** Supplied entries **
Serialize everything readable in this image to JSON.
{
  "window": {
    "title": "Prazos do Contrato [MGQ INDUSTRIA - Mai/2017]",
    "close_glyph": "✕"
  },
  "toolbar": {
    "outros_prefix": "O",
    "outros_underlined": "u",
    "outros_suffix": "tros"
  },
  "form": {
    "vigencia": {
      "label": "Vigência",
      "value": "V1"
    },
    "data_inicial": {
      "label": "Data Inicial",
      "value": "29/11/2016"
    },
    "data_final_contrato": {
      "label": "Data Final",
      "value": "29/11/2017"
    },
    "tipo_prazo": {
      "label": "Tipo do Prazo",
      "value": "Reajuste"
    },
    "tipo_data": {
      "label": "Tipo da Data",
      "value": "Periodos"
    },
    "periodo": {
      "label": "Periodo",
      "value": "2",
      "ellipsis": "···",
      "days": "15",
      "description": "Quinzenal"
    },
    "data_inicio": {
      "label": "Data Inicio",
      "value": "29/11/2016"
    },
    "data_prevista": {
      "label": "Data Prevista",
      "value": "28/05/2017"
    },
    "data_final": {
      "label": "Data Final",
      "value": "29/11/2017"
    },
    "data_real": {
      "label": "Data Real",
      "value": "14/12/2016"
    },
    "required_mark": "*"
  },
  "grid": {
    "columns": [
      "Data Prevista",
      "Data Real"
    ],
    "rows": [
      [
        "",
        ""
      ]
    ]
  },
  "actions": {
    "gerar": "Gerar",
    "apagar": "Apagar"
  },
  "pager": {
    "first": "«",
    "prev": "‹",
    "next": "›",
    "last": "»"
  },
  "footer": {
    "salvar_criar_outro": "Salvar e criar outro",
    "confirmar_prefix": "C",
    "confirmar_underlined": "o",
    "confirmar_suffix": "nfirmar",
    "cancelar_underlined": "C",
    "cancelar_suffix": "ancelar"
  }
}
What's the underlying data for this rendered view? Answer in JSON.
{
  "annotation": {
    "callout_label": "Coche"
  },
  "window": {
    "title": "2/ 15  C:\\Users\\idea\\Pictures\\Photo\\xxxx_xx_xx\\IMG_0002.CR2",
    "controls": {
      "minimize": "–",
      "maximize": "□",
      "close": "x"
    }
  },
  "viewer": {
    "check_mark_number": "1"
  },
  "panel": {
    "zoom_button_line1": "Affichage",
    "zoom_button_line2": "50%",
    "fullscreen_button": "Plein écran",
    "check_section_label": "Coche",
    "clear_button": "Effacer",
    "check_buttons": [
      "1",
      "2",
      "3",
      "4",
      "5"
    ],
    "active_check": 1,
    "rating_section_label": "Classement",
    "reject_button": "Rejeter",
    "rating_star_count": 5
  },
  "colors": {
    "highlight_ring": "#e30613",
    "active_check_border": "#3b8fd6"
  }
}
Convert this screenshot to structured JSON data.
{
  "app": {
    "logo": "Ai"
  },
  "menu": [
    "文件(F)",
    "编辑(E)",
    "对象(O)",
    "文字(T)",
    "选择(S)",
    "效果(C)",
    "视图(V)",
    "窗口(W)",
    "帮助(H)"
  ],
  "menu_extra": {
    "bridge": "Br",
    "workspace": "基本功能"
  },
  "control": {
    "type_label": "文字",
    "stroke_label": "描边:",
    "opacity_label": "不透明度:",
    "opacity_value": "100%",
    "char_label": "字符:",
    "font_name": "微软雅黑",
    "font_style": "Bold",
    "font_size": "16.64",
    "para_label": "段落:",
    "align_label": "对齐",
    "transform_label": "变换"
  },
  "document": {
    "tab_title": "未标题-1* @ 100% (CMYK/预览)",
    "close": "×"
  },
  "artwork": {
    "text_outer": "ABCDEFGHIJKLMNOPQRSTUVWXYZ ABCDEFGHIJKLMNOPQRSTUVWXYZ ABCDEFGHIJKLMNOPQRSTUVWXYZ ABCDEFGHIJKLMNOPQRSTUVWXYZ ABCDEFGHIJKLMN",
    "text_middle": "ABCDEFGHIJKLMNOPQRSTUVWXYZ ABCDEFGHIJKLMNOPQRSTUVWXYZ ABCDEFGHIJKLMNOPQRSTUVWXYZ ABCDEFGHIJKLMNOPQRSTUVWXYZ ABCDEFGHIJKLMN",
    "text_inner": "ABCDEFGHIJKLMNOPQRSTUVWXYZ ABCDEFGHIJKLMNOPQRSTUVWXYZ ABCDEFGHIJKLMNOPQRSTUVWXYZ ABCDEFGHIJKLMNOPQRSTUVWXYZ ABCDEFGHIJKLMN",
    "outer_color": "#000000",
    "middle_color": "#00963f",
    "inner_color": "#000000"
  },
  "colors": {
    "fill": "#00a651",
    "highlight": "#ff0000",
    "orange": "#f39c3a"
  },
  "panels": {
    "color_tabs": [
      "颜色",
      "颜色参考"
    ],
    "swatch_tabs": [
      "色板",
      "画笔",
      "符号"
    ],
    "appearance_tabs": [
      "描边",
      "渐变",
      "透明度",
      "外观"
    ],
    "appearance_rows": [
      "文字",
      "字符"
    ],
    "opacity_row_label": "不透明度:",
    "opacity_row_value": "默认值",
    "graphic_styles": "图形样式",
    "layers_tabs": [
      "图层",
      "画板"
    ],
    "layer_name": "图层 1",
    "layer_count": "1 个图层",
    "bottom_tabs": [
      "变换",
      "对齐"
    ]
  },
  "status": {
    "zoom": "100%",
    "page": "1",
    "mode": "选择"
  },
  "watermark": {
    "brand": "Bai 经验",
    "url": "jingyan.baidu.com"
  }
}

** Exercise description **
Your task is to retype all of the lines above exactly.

** Exercise solution **
Serialize everything readable in this image to JSON.
{
  "window": {
    "title": "Prazos do Contrato [MGQ INDUSTRIA - Mai/2017]",
    "close_glyph": "✕"
  },
  "toolbar": {
    "outros_prefix": "O",
    "outros_underlined": "u",
    "outros_suffix": "tros"
  },
  "form": {
    "vigencia": {
      "label": "Vigência",
      "value": "V1"
    },
    "data_inicial": {
      "label": "Data Inicial",
      "value": "29/11/2016"
    },
    "data_final_contrato": {
      "label": "Data Final",
      "value": "29/11/2017"
    },
    "tipo_prazo": {
      "label": "Tipo do Prazo",
      "value": "Reajuste"
    },
    "tipo_data": {
      "label": "Tipo da Data",
      "value": "Periodos"
    },
    "periodo": {
      "label": "Periodo",
      "value": "2",
      "ellipsis": "···",
      "days": "15",
      "description": "Quinzenal"
    },
    "data_inicio": {
      "label": "Data Inicio",
      "value": "29/11/2016"
    },
    "data_prevista": {
      "label": "Data Prevista",
      "value": "28/05/2017"
    },
    "data_final": {
      "label": "Data Final",
      "value": "29/11/2017"
    },
    "data_real": {
      "label": "Data Real",
      "value": "14/12/2016"
    },
    "required_mark": "*"
  },
  "grid": {
    "columns": [
      "Data Prevista",
      "Data Real"
    ],
    "rows": [
      [
        "",
        ""
      ]
    ]
  },
  "actions": {
    "gerar": "Gerar",
    "apagar": "Apagar"
  },
  "pager": {
    "first": "«",
    "prev": "‹",
    "next": "›",
    "last": "»"
  },
  "footer": {
    "salvar_criar_outro": "Salvar e criar outro",
    "confirmar_prefix": "C",
    "confirmar_underlined": "o",
    "confirmar_suffix": "nfirmar",
    "cancelar_underlined": "C",
    "cancelar_suffix": "ancelar"
  }
}
What's the underlying data for this rendered view? Answer in JSON.
{
  "annotation": {
    "callout_label": "Coche"
  },
  "window": {
    "title": "2/ 15  C:\\Users\\idea\\Pictures\\Photo\\xxxx_xx_xx\\IMG_0002.CR2",
    "controls": {
      "minimize": "–",
      "maximize": "□",
      "close": "x"
    }
  },
  "viewer": {
    "check_mark_number": "1"
  },
  "panel": {
    "zoom_button_line1": "Affichage",
    "zoom_button_line2": "50%",
    "fullscreen_button": "Plein écran",
    "check_section_label": "Coche",
    "clear_button": "Effacer",
    "check_buttons": [
      "1",
      "2",
      "3",
      "4",
      "5"
    ],
    "active_check": 1,
    "rating_section_label": "Classement",
    "reject_button": "Rejeter",
    "rating_star_count": 5
  },
  "colors": {
    "highlight_ring": "#e30613",
    "active_check_border": "#3b8fd6"
  }
}
Convert this screenshot to structured JSON data.
{
  "app": {
    "logo": "Ai"
  },
  "menu": [
    "文件(F)",
    "编辑(E)",
    "对象(O)",
    "文字(T)",
    "选择(S)",
    "效果(C)",
    "视图(V)",
    "窗口(W)",
    "帮助(H)"
  ],
  "menu_extra": {
    "bridge": "Br",
    "workspace": "基本功能"
  },
  "control": {
    "type_label": "文字",
    "stroke_label": "描边:",
    "opacity_label": "不透明度:",
    "opacity_value": "100%",
    "char_label": "字符:",
    "font_name": "微软雅黑",
    "font_style": "Bold",
    "font_size": "16.64",
    "para_label": "段落:",
    "align_label": "对齐",
    "transform_label": "变换"
  },
  "document": {
    "tab_title": "未标题-1* @ 100% (CMYK/预览)",
    "close": "×"
  },
  "artwork": {
    "text_outer": "ABCDEFGHIJKLMNOPQRSTUVWXYZ ABCDEFGHIJKLMNOPQRSTUVWXYZ ABCDEFGHIJKLMNOPQRSTUVWXYZ ABCDEFGHIJKLMNOPQRSTUVWXYZ ABCDEFGHIJKLMN",
    "text_middle": "ABCDEFGHIJKLMNOPQRSTUVWXYZ ABCDEFGHIJKLMNOPQRSTUVWXYZ ABCDEFGHIJKLMNOPQRSTUVWXYZ ABCDEFGHIJKLMNOPQRSTUVWXYZ ABCDEFGHIJKLMN",
    "text_inner": "ABCDEFGHIJKLMNOPQRSTUVWXYZ ABCDEFGHIJKLMNOPQRSTUVWXYZ ABCDEFGHIJKLMNOPQRSTUVWXYZ ABCDEFGHIJKLMNOPQRSTUVWXYZ ABCDEFGHIJKLMN",
    "outer_color": "#000000",
    "middle_color": "#00963f",
    "inner_color": "#000000"
  },
  "colors": {
    "fill": "#00a651",
    "highlight": "#ff0000",
    "orange": "#f39c3a"
  },
  "panels": {
    "color_tabs": [
      "颜色",
      "颜色参考"
    ],
    "swatch_tabs": [
      "色板",
      "画笔",
      "符号"
    ],
    "appearance_tabs": [
      "描边",
      "渐变",
      "透明度",
      "外观"
    ],
    "appearance_rows": [
      "文字",
      "字符"
    ],
    "opacity_row_label": "不透明度:",
    "opacity_row_value": "默认值",
    "graphic_styles": "图形样式",
    "layers_tabs": [
      "图层",
      "画板"
    ],
    "layer_name": "图层 1",
    "layer_count": "1 个图层",
    "bottom_tabs": [
      "变换",
      "对齐"
    ]
  },
  "status": {
    "zoom": "100%",
    "page": "1",
    "mode": "选择"
  },
  "watermark": {
    "brand": "Bai 经验",
    "url": "jingyan.baidu.com"
  }
}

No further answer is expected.